What to work on:
Read the data that follows. Then repeat it exactly.

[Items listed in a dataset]
=== Section Start ===

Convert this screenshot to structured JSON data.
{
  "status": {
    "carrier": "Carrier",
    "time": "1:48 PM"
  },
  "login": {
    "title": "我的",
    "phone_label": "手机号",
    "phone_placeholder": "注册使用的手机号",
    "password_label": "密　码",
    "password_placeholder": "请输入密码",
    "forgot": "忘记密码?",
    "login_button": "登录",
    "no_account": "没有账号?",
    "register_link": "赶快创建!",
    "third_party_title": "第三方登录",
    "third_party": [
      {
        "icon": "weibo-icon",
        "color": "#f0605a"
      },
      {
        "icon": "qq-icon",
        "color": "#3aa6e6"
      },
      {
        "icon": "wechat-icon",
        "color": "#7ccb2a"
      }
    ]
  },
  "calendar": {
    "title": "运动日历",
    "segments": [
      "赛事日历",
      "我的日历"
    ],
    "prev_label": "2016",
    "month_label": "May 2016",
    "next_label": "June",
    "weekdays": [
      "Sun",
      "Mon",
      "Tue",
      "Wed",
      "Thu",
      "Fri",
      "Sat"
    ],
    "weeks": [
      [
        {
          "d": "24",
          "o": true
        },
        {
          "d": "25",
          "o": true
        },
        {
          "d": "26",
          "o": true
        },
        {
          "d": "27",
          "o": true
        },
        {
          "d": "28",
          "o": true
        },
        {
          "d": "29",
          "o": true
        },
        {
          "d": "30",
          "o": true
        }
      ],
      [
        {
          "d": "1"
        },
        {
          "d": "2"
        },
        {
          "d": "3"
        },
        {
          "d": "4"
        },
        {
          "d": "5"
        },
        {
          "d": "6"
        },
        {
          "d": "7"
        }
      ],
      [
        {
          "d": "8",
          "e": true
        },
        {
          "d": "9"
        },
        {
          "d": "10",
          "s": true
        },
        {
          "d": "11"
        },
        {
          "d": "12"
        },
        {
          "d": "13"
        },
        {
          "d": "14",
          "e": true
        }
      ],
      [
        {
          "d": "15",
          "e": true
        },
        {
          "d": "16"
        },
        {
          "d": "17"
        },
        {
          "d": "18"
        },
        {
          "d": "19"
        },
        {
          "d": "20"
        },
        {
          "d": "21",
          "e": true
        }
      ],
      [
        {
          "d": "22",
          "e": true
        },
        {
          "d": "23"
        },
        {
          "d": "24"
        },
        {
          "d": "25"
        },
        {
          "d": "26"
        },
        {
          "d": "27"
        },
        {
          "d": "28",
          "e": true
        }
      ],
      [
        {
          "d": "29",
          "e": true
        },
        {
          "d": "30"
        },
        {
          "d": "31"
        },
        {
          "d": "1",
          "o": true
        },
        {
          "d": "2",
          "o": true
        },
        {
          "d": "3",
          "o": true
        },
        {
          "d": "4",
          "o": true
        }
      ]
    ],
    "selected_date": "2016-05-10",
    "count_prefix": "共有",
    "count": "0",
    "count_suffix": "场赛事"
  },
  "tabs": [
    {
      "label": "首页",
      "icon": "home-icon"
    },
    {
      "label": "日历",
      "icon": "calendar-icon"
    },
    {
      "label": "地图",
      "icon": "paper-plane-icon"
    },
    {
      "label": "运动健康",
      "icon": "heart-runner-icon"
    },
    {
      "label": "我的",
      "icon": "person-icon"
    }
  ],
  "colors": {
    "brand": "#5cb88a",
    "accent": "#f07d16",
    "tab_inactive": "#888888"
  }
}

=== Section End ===

Expected output:
Convert this screenshot to structured JSON data.
{
  "status": {
    "carrier": "Carrier",
    "time": "1:48 PM"
  },
  "login": {
    "title": "我的",
    "phone_label": "手机号",
    "phone_placeholder": "注册使用的手机号",
    "password_label": "密　码",
    "password_placeholder": "请输入密码",
    "forgot": "忘记密码?",
    "login_button": "登录",
    "no_account": "没有账号?",
    "register_link": "赶快创建!",
    "third_party_title": "第三方登录",
    "third_party": [
      {
        "icon": "weibo-icon",
        "color": "#f0605a"
      },
      {
        "icon": "qq-icon",
        "color": "#3aa6e6"
      },
      {
        "icon": "wechat-icon",
        "color": "#7ccb2a"
      }
    ]
  },
  "calendar": {
    "title": "运动日历",
    "segments": [
      "赛事日历",
      "我的日历"
    ],
    "prev_label": "2016",
    "month_label": "May 2016",
    "next_label": "June",
    "weekdays": [
      "Sun",
      "Mon",
      "Tue",
      "Wed",
      "Thu",
      "Fri",
      "Sat"
    ],
    "weeks": [
      [
        {
          "d": "24",
          "o": true
        },
        {
          "d": "25",
          "o": true
        },
        {
          "d": "26",
          "o": true
        },
        {
          "d": "27",
          "o": true
        },
        {
          "d": "28",
          "o": true
        },
        {
          "d": "29",
          "o": true
        },
        {
          "d": "30",
          "o": true
        }
      ],
      [
        {
          "d": "1"
        },
        {
          "d": "2"
        },
        {
          "d": "3"
        },
        {
          "d": "4"
        },
        {
          "d": "5"
        },
        {
          "d": "6"
        },
        {
          "d": "7"
        }
      ],
      [
        {
          "d": "8",
          "e": true
        },
        {
          "d": "9"
        },
        {
          "d": "10",
          "s": true
        },
        {
          "d": "11"
        },
        {
          "d": "12"
        },
        {
          "d": "13"
        },
        {
          "d": "14",
          "e": true
        }
      ],
      [
        {
          "d": "15",
          "e": true
        },
        {
          "d": "16"
        },
        {
          "d": "17"
        },
        {
          "d": "18"
        },
        {
          "d": "19"
        },
        {
          "d": "20"
        },
        {
          "d": "21",
          "e": true
        }
      ],
      [
        {
          "d": "22",
          "e": true
        },
        {
          "d": "23"
        },
        {
          "d": "24"
        },
        {
          "d": "25"
        },
        {
          "d": "26"
        },
        {
          "d": "27"
        },
        {
          "d": "28",
          "e": true
        }
      ],
      [
        {
          "d": "29",
          "e": true
        },
        {
          "d": "30"
        },
        {
          "d": "31"
        },
        {
          "d": "1",
          "o": true
        },
        {
          "d": "2",
          "o": true
        },
        {
          "d": "3",
          "o": true
        },
        {
          "d": "4",
          "o": true
        }
      ]
    ],
    "selected_date": "2016-05-10",
    "count_prefix": "共有",
    "count": "0",
    "count_suffix": "场赛事"
  },
  "tabs": [
    {
      "label": "首页",
      "icon": "home-icon"
    },
    {
      "label": "日历",
      "icon": "calendar-icon"
    },
    {
      "label": "地图",
      "icon": "paper-plane-icon"
    },
    {
      "label": "运动健康",
      "icon": "heart-runner-icon"
    },
    {
      "label": "我的",
      "icon": "person-icon"
    }
  ],
  "colors": {
    "brand": "#5cb88a",
    "accent": "#f07d16",
    "tab_inactive": "#888888"
  }
}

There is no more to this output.